INSTRUCTIONS TO FOLLOW: Every entry must be given again exactly.

THE DATA:

________________________

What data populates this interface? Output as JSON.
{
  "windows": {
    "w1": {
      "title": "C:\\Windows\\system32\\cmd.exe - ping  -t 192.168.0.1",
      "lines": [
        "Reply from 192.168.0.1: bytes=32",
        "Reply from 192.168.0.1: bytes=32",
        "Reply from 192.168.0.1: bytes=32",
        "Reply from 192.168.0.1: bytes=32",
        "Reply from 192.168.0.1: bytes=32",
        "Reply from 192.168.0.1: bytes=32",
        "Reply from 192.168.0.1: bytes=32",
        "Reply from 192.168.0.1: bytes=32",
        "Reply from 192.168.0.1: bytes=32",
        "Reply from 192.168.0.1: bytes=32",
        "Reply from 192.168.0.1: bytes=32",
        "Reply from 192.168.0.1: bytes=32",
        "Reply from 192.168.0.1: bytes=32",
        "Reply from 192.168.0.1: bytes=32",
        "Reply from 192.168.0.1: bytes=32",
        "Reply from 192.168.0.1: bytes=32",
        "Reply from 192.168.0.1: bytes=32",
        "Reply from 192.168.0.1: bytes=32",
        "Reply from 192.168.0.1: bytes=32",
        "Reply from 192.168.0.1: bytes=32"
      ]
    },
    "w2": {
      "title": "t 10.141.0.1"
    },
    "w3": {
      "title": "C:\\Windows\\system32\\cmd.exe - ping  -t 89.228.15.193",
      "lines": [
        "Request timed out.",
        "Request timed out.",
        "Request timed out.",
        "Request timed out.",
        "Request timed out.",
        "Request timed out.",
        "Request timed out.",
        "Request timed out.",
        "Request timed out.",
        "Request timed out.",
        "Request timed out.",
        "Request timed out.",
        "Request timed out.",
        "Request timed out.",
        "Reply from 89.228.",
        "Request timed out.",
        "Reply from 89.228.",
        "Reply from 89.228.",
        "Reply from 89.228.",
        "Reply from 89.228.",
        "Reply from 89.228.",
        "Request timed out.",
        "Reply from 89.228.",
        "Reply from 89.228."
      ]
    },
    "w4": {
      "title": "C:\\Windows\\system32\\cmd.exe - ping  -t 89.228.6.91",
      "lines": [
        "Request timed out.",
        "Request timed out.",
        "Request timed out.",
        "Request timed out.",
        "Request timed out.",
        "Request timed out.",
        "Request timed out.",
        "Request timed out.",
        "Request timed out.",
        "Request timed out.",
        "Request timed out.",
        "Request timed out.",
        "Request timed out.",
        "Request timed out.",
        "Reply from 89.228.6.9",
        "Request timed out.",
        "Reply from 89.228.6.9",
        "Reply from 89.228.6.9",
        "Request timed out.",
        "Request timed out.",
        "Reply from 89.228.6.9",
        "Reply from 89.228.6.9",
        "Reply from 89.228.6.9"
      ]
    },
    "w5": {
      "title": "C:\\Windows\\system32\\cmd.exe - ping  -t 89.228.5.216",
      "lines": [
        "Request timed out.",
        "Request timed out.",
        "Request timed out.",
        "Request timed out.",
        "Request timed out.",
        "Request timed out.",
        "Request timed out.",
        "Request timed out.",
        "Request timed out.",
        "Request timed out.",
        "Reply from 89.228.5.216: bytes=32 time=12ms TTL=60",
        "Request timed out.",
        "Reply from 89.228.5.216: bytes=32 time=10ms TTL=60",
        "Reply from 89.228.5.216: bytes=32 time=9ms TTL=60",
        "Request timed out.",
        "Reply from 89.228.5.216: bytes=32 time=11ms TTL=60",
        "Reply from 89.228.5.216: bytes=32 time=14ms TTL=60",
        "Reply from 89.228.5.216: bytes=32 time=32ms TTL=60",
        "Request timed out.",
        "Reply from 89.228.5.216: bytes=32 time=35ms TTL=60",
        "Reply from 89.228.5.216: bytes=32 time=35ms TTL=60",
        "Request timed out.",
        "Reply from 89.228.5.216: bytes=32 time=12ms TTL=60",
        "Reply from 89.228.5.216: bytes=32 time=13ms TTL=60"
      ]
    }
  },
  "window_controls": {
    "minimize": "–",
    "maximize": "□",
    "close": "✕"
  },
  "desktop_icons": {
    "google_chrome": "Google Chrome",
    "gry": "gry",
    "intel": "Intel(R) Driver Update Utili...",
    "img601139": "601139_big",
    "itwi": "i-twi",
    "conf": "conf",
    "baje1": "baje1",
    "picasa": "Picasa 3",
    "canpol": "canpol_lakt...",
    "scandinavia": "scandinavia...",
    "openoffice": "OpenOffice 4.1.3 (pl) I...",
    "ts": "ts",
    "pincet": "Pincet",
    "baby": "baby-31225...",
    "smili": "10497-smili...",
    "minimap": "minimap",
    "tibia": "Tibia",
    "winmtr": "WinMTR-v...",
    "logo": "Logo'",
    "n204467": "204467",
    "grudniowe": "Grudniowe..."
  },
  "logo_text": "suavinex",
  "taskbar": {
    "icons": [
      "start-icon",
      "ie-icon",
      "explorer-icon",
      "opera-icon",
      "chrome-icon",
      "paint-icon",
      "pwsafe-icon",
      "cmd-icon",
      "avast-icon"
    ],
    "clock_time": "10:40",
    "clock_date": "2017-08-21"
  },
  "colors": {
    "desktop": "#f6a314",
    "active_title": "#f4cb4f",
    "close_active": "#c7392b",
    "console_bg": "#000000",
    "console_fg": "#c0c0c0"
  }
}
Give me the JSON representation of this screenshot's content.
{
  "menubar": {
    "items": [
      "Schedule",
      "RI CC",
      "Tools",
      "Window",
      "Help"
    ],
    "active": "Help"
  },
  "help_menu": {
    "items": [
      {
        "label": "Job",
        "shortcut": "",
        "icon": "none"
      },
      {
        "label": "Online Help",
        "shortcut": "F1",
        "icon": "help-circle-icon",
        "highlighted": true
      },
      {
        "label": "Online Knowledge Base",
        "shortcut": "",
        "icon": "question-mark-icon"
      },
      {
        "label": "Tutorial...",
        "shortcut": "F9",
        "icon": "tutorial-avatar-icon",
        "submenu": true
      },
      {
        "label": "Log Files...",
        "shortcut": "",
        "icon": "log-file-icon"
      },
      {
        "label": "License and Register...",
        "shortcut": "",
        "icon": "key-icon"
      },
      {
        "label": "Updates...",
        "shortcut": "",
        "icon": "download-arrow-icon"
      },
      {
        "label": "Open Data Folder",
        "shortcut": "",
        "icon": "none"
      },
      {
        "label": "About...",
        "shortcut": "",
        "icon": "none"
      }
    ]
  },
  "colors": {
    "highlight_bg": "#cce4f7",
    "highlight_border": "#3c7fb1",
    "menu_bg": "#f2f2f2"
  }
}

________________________

EXPECTED ANSWER:
What data populates this interface? Output as JSON.
{
  "windows": {
    "w1": {
      "title": "C:\\Windows\\system32\\cmd.exe - ping  -t 192.168.0.1",
      "lines": [
        "Reply from 192.168.0.1: bytes=32",
        "Reply from 192.168.0.1: bytes=32",
        "Reply from 192.168.0.1: bytes=32",
        "Reply from 192.168.0.1: bytes=32",
        "Reply from 192.168.0.1: bytes=32",
        "Reply from 192.168.0.1: bytes=32",
        "Reply from 192.168.0.1: bytes=32",
        "Reply from 192.168.0.1: bytes=32",
        "Reply from 192.168.0.1: bytes=32",
        "Reply from 192.168.0.1: bytes=32",
        "Reply from 192.168.0.1: bytes=32",
        "Reply from 192.168.0.1: bytes=32",
        "Reply from 192.168.0.1: bytes=32",
        "Reply from 192.168.0.1: bytes=32",
        "Reply from 192.168.0.1: bytes=32",
        "Reply from 192.168.0.1: bytes=32",
        "Reply from 192.168.0.1: bytes=32",
        "Reply from 192.168.0.1: bytes=32",
        "Reply from 192.168.0.1: bytes=32",
        "Reply from 192.168.0.1: bytes=32"
      ]
    },
    "w2": {
      "title": "t 10.141.0.1"
    },
    "w3": {
      "title": "C:\\Windows\\system32\\cmd.exe - ping  -t 89.228.15.193",
      "lines": [
        "Request timed out.",
        "Request timed out.",
        "Request timed out.",
        "Request timed out.",
        "Request timed out.",
        "Request timed out.",
        "Request timed out.",
        "Request timed out.",
        "Request timed out.",
        "Request timed out.",
        "Request timed out.",
        "Request timed out.",
        "Request timed out.",
        "Request timed out.",
        "Reply from 89.228.",
        "Request timed out.",
        "Reply from 89.228.",
        "Reply from 89.228.",
        "Reply from 89.228.",
        "Reply from 89.228.",
        "Reply from 89.228.",
        "Request timed out.",
        "Reply from 89.228.",
        "Reply from 89.228."
      ]
    },
    "w4": {
      "title": "C:\\Windows\\system32\\cmd.exe - ping  -t 89.228.6.91",
      "lines": [
        "Request timed out.",
        "Request timed out.",
        "Request timed out.",
        "Request timed out.",
        "Request timed out.",
        "Request timed out.",
        "Request timed out.",
        "Request timed out.",
        "Request timed out.",
        "Request timed out.",
        "Request timed out.",
        "Request timed out.",
        "Request timed out.",
        "Request timed out.",
        "Reply from 89.228.6.9",
        "Request timed out.",
        "Reply from 89.228.6.9",
        "Reply from 89.228.6.9",
        "Request timed out.",
        "Request timed out.",
        "Reply from 89.228.6.9",
        "Reply from 89.228.6.9",
        "Reply from 89.228.6.9"
      ]
    },
    "w5": {
      "title": "C:\\Windows\\system32\\cmd.exe - ping  -t 89.228.5.216",
      "lines": [
        "Request timed out.",
        "Request timed out.",
        "Request timed out.",
        "Request timed out.",
        "Request timed out.",
        "Request timed out.",
        "Request timed out.",
        "Request timed out.",
        "Request timed out.",
        "Request timed out.",
        "Reply from 89.228.5.216: bytes=32 time=12ms TTL=60",
        "Request timed out.",
        "Reply from 89.228.5.216: bytes=32 time=10ms TTL=60",
        "Reply from 89.228.5.216: bytes=32 time=9ms TTL=60",
        "Request timed out.",
        "Reply from 89.228.5.216: bytes=32 time=11ms TTL=60",
        "Reply from 89.228.5.216: bytes=32 time=14ms TTL=60",
        "Reply from 89.228.5.216: bytes=32 time=32ms TTL=60",
        "Request timed out.",
        "Reply from 89.228.5.216: bytes=32 time=35ms TTL=60",
        "Reply from 89.228.5.216: bytes=32 time=35ms TTL=60",
        "Request timed out.",
        "Reply from 89.228.5.216: bytes=32 time=12ms TTL=60",
        "Reply from 89.228.5.216: bytes=32 time=13ms TTL=60"
      ]
    }
  },
  "window_controls": {
    "minimize": "–",
    "maximize": "□",
    "close": "✕"
  },
  "desktop_icons": {
    "google_chrome": "Google Chrome",
    "gry": "gry",
    "intel": "Intel(R) Driver Update Utili...",
    "img601139": "601139_big",
    "itwi": "i-twi",
    "conf": "conf",
    "baje1": "baje1",
    "picasa": "Picasa 3",
    "canpol": "canpol_lakt...",
    "scandinavia": "scandinavia...",
    "openoffice": "OpenOffice 4.1.3 (pl) I...",
    "ts": "ts",
    "pincet": "Pincet",
    "baby": "baby-31225...",
    "smili": "10497-smili...",
    "minimap": "minimap",
    "tibia": "Tibia",
    "winmtr": "WinMTR-v...",
    "logo": "Logo'",
    "n204467": "204467",
    "grudniowe": "Grudniowe..."
  },
  "logo_text": "suavinex",
  "taskbar": {
    "icons": [
      "start-icon",
      "ie-icon",
      "explorer-icon",
      "opera-icon",
      "chrome-icon",
      "paint-icon",
      "pwsafe-icon",
      "cmd-icon",
      "avast-icon"
    ],
    "clock_time": "10:40",
    "clock_date": "2017-08-21"
  },
  "colors": {
    "desktop": "#f6a314",
    "active_title": "#f4cb4f",
    "close_active": "#c7392b",
    "console_bg": "#000000",
    "console_fg": "#c0c0c0"
  }
}
Give me the JSON representation of this screenshot's content.
{
  "menubar": {
    "items": [
      "Schedule",
      "RI CC",
      "Tools",
      "Window",
      "Help"
    ],
    "active": "Help"
  },
  "help_menu": {
    "items": [
      {
        "label": "Job",
        "shortcut": "",
        "icon": "none"
      },
      {
        "label": "Online Help",
        "shortcut": "F1",
        "icon": "help-circle-icon",
        "highlighted": true
      },
      {
        "label": "Online Knowledge Base",
        "shortcut": "",
        "icon": "question-mark-icon"
      },
      {
        "label": "Tutorial...",
        "shortcut": "F9",
        "icon": "tutorial-avatar-icon",
        "submenu": true
      },
      {
        "label": "Log Files...",
        "shortcut": "",
        "icon": "log-file-icon"
      },
      {
        "label": "License and Register...",
        "shortcut": "",
        "icon": "key-icon"
      },
      {
        "label": "Updates...",
        "shortcut": "",
        "icon": "download-arrow-icon"
      },
      {
        "label": "Open Data Folder",
        "shortcut": "",
        "icon": "none"
      },
      {
        "label": "About...",
        "shortcut": "",
        "icon": "none"
      }
    ]
  },
  "colors": {
    "highlight_bg": "#cce4f7",
    "highlight_border": "#3c7fb1",
    "menu_bg": "#f2f2f2"
  }
}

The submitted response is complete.